*** Begin section ***

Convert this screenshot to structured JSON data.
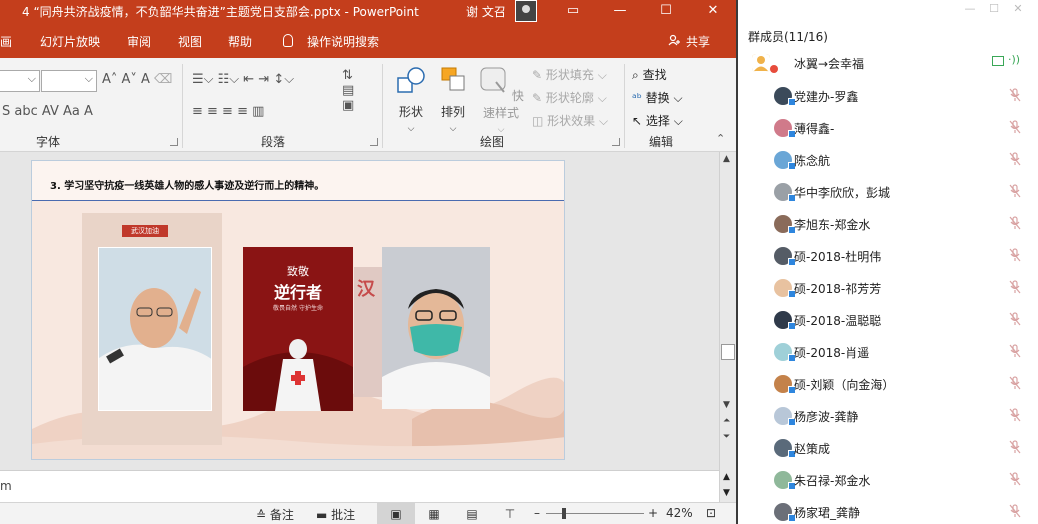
{
  "ppt": {
    "window_title": "4 “同舟共济战疫情，不负韶华共奋进”主题党日支部会.pptx  -  PowerPoint",
    "user_name": "谢 文召",
    "window_buttons": {
      "ribbon": "▭",
      "minimize": "—",
      "maximize": "☐",
      "close": "✕"
    },
    "menu_tabs": [
      "画",
      "幻灯片放映",
      "审阅",
      "视图",
      "帮助",
      "操作说明搜索"
    ],
    "share_label": "共享",
    "ribbon": {
      "font_group_label": "字体",
      "paragraph_group_label": "段落",
      "drawing_group_label": "绘图",
      "editing_group_label": "编辑",
      "font_buttons_row1": "A˄  A˅  A",
      "font_buttons_row2": "S  abc  AV  Aa  A",
      "shape_button": "形状",
      "arrange_button": "排列",
      "quick_styles_button": "快速样式",
      "shape_fill": "形状填充",
      "shape_outline": "形状轮廓",
      "shape_effects": "形状效果",
      "find": "查找",
      "replace": "替换",
      "select": "选择"
    },
    "slide": {
      "heading": "3. 学习坚守抗疫一线英雄人物的感人事迹及逆行而上的精神。",
      "photo1_tag": "武汉加油",
      "photo2_line1": "致敬",
      "photo2_line2": "逆行者",
      "photo2_line3": "敬畏自然 守护生命",
      "photo3_text": "汉"
    },
    "notes_text": "m",
    "status": {
      "notes_label": "备注",
      "comments_label": "批注",
      "zoom_minus": "–",
      "zoom_plus": "+",
      "zoom_level": "42%"
    }
  },
  "panel": {
    "title": "群成员(11/16)",
    "window_buttons": [
      "—",
      "☐",
      "✕"
    ],
    "host": {
      "name": "冰翼→会幸福"
    },
    "members": [
      {
        "name": "党建办-罗鑫",
        "avatar_color": "#3b4a5a"
      },
      {
        "name": "薄得鑫-",
        "avatar_color": "#d07a8a"
      },
      {
        "name": "陈念航",
        "avatar_color": "#6aa6d6"
      },
      {
        "name": "华中李欣欣，彭城",
        "avatar_color": "#9aa0a6"
      },
      {
        "name": "李旭东-郑金水",
        "avatar_color": "#8a6b5a"
      },
      {
        "name": "硕-2018-杜明伟",
        "avatar_color": "#555c66"
      },
      {
        "name": "硕-2018-祁芳芳",
        "avatar_color": "#e8c2a0"
      },
      {
        "name": "硕-2018-温聪聪",
        "avatar_color": "#2f3a4a"
      },
      {
        "name": "硕-2018-肖遥",
        "avatar_color": "#9fd0d8"
      },
      {
        "name": "硕-刘颖（向金海）",
        "avatar_color": "#c4824a"
      },
      {
        "name": "杨彦波-龚静",
        "avatar_color": "#b8c7d8"
      },
      {
        "name": "赵策成",
        "avatar_color": "#5a6a7a"
      },
      {
        "name": "朱召禄-郑金水",
        "avatar_color": "#8fb89a"
      },
      {
        "name": "杨家珺_龚静",
        "avatar_color": "#6b6f78"
      }
    ]
  }
}
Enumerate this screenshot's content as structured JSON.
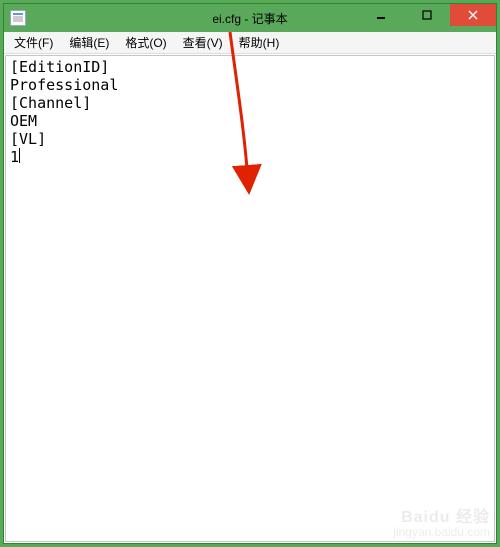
{
  "titlebar": {
    "title": "ei.cfg - 记事本"
  },
  "menubar": {
    "items": [
      {
        "label": "文件(F)"
      },
      {
        "label": "编辑(E)"
      },
      {
        "label": "格式(O)"
      },
      {
        "label": "查看(V)"
      },
      {
        "label": "帮助(H)"
      }
    ]
  },
  "editor": {
    "lines": [
      "[EditionID]",
      "Professional",
      "[Channel]",
      "OEM",
      "[VL]",
      "1"
    ]
  },
  "watermark": {
    "logo": "Baidu 经验",
    "url": "jingyan.baidu.com"
  }
}
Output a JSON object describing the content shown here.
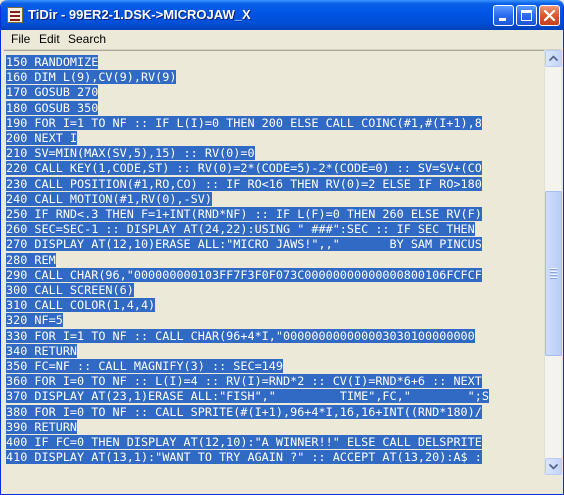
{
  "window": {
    "title": "TiDir - 99ER2-1.DSK->MICROJAW_X",
    "icon": "tidir-app-icon",
    "controls": [
      "minimize-icon",
      "maximize-icon",
      "close-icon"
    ]
  },
  "menu": {
    "items": [
      "File",
      "Edit",
      "Search"
    ]
  },
  "code": {
    "selection_color": "#316ac5",
    "lines": [
      "150 RANDOMIZE",
      "160 DIM L(9),CV(9),RV(9)",
      "170 GOSUB 270",
      "180 GOSUB 350",
      "190 FOR I=1 TO NF :: IF L(I)=0 THEN 200 ELSE CALL COINC(#1,#(I+1),8",
      "200 NEXT I",
      "210 SV=MIN(MAX(SV,5),15) :: RV(0)=0",
      "220 CALL KEY(1,CODE,ST) :: RV(0)=2*(CODE=5)-2*(CODE=0) :: SV=SV+(CO",
      "230 CALL POSITION(#1,RO,CO) :: IF RO<16 THEN RV(0)=2 ELSE IF RO>180",
      "240 CALL MOTION(#1,RV(0),-SV)",
      "250 IF RND<.3 THEN F=1+INT(RND*NF) :: IF L(F)=0 THEN 260 ELSE RV(F)",
      "260 SEC=SEC-1 :: DISPLAY AT(24,22):USING \" ###\":SEC :: IF SEC THEN",
      "270 DISPLAY AT(12,10)ERASE ALL:\"MICRO JAWS!\",,\"       BY SAM PINCUS",
      "280 REM",
      "290 CALL CHAR(96,\"000000000103FF7F3F0F073C00000000000000800106FCFCF",
      "300 CALL SCREEN(6)",
      "310 CALL COLOR(1,4,4)",
      "320 NF=5",
      "330 FOR I=1 TO NF :: CALL CHAR(96+4*I,\"000000000000003030100000000",
      "340 RETURN",
      "350 FC=NF :: CALL MAGNIFY(3) :: SEC=149",
      "360 FOR I=0 TO NF :: L(I)=4 :: RV(I)=RND*2 :: CV(I)=RND*6+6 :: NEXT",
      "370 DISPLAY AT(23,1)ERASE ALL:\"FISH\",\"         TIME\",FC,\"        \";S",
      "380 FOR I=0 TO NF :: CALL SPRITE(#(I+1),96+4*I,16,16+INT((RND*180)/",
      "390 RETURN",
      "400 IF FC=0 THEN DISPLAY AT(12,10):\"A WINNER!!\" ELSE CALL DELSPRITE",
      "410 DISPLAY AT(13,1):\"WANT TO TRY AGAIN ?\" :: ACCEPT AT(13,20):A$ :"
    ]
  },
  "scrollbar": {
    "up_icon": "scroll-up-arrow-icon",
    "down_icon": "scroll-down-arrow-icon",
    "position": 0.55
  }
}
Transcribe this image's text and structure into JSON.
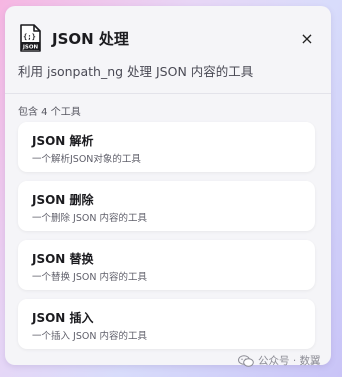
{
  "header": {
    "icon": "json-file-icon",
    "icon_braces": "{;}",
    "icon_caption": "JSON",
    "title": "JSON 处理",
    "close_label": "×",
    "subtitle": "利用 jsonpath_ng 处理 JSON 内容的工具"
  },
  "tools": {
    "count_label": "包含 4 个工具",
    "items": [
      {
        "name": "JSON 解析",
        "description": "一个解析JSON对象的工具"
      },
      {
        "name": "JSON 删除",
        "description": "一个删除 JSON 内容的工具"
      },
      {
        "name": "JSON 替换",
        "description": "一个替换 JSON 内容的工具"
      },
      {
        "name": "JSON 插入",
        "description": "一个插入 JSON 内容的工具"
      }
    ]
  },
  "watermark": {
    "icon": "wechat-icon",
    "text": "公众号 · 数翼"
  }
}
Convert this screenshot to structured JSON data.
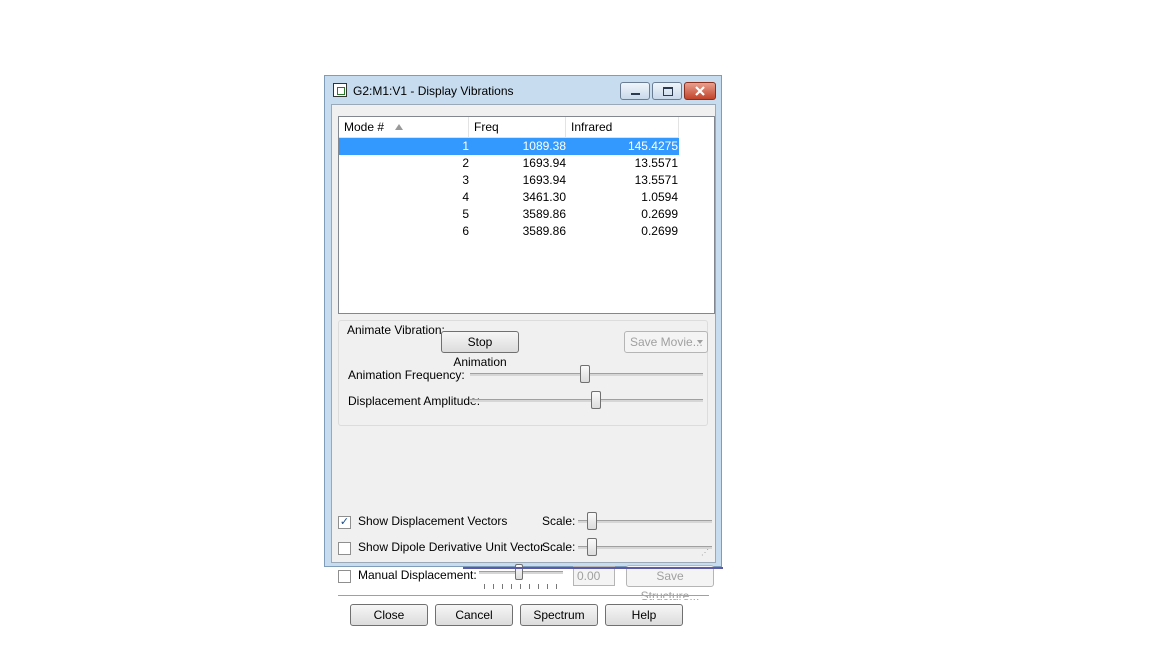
{
  "window": {
    "title": "G2:M1:V1 - Display Vibrations"
  },
  "list": {
    "columns": [
      "Mode #",
      "Freq",
      "Infrared"
    ],
    "rows": [
      {
        "mode": "1",
        "freq": "1089.38",
        "ir": "145.4275",
        "selected": true
      },
      {
        "mode": "2",
        "freq": "1693.94",
        "ir": "13.5571"
      },
      {
        "mode": "3",
        "freq": "1693.94",
        "ir": "13.5571"
      },
      {
        "mode": "4",
        "freq": "3461.30",
        "ir": "1.0594"
      },
      {
        "mode": "5",
        "freq": "3589.86",
        "ir": "0.2699"
      },
      {
        "mode": "6",
        "freq": "3589.86",
        "ir": "0.2699"
      }
    ]
  },
  "animate": {
    "group_label": "Animate Vibration:",
    "stop_button": "Stop Animation",
    "save_movie": "Save Movie...",
    "freq_label": "Animation Frequency:",
    "amp_label": "Displacement Amplitude:"
  },
  "options": {
    "show_vectors": "Show Displacement Vectors",
    "show_vectors_checked": true,
    "show_dipole": "Show Dipole Derivative Unit Vector",
    "show_dipole_checked": false,
    "scale_label": "Scale:",
    "manual_disp": "Manual Displacement:",
    "manual_disp_checked": false,
    "manual_value": "0.00",
    "save_structure": "Save Structure..."
  },
  "buttons": {
    "close": "Close",
    "cancel": "Cancel",
    "spectrum": "Spectrum",
    "help": "Help"
  },
  "colors": {
    "selection": "#3399ff",
    "titlebar": "#c7dcef",
    "close_button": "#c2432a"
  }
}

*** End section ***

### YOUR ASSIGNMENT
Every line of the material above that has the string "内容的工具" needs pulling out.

### RESPONSE TO THE TASK
    "subtitle": "利用 jsonpath_ng 处理 JSON 内容的工具"
        "description": "一个删除 JSON 内容的工具"
        "description": "一个替换 JSON 内容的工具"
        "description": "一个插入 JSON 内容的工具"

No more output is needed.